All of the data must be returned exactly as given.
************
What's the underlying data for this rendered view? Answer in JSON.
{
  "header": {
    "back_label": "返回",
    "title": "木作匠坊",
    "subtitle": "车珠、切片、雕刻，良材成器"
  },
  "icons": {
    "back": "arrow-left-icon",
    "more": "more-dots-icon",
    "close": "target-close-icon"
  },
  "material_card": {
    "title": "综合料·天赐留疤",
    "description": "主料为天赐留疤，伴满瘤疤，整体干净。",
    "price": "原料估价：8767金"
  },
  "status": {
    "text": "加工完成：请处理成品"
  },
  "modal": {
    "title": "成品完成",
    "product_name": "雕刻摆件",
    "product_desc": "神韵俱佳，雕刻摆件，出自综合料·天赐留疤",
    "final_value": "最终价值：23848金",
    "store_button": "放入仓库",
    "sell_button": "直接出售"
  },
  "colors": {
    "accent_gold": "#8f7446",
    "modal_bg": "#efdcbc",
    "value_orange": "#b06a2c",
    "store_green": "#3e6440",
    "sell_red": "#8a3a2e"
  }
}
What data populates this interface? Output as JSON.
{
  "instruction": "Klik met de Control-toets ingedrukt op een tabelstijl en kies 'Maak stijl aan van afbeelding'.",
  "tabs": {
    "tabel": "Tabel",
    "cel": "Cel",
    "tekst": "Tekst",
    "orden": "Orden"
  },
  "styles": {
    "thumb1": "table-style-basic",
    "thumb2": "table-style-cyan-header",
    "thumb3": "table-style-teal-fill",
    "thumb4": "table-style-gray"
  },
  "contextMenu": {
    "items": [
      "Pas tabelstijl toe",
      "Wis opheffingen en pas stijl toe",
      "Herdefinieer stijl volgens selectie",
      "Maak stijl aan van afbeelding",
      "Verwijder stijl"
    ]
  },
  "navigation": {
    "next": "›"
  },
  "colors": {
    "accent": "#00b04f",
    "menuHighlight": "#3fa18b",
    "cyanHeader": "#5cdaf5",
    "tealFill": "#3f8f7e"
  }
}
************
== FINISHED EXERCISE ==
What's the underlying data for this rendered view? Answer in JSON.
{
  "header": {
    "back_label": "返回",
    "title": "木作匠坊",
    "subtitle": "车珠、切片、雕刻，良材成器"
  },
  "icons": {
    "back": "arrow-left-icon",
    "more": "more-dots-icon",
    "close": "target-close-icon"
  },
  "material_card": {
    "title": "综合料·天赐留疤",
    "description": "主料为天赐留疤，伴满瘤疤，整体干净。",
    "price": "原料估价：8767金"
  },
  "status": {
    "text": "加工完成：请处理成品"
  },
  "modal": {
    "title": "成品完成",
    "product_name": "雕刻摆件",
    "product_desc": "神韵俱佳，雕刻摆件，出自综合料·天赐留疤",
    "final_value": "最终价值：23848金",
    "store_button": "放入仓库",
    "sell_button": "直接出售"
  },
  "colors": {
    "accent_gold": "#8f7446",
    "modal_bg": "#efdcbc",
    "value_orange": "#b06a2c",
    "store_green": "#3e6440",
    "sell_red": "#8a3a2e"
  }
}
What data populates this interface? Output as JSON.
{
  "instruction": "Klik met de Control-toets ingedrukt op een tabelstijl en kies 'Maak stijl aan van afbeelding'.",
  "tabs": {
    "tabel": "Tabel",
    "cel": "Cel",
    "tekst": "Tekst",
    "orden": "Orden"
  },
  "styles": {
    "thumb1": "table-style-basic",
    "thumb2": "table-style-cyan-header",
    "thumb3": "table-style-teal-fill",
    "thumb4": "table-style-gray"
  },
  "contextMenu": {
    "items": [
      "Pas tabelstijl toe",
      "Wis opheffingen en pas stijl toe",
      "Herdefinieer stijl volgens selectie",
      "Maak stijl aan van afbeelding",
      "Verwijder stijl"
    ]
  },
  "navigation": {
    "next": "›"
  },
  "colors": {
    "accent": "#00b04f",
    "menuHighlight": "#3fa18b",
    "cyanHeader": "#5cdaf5",
    "tealFill": "#3f8f7e"
  }
}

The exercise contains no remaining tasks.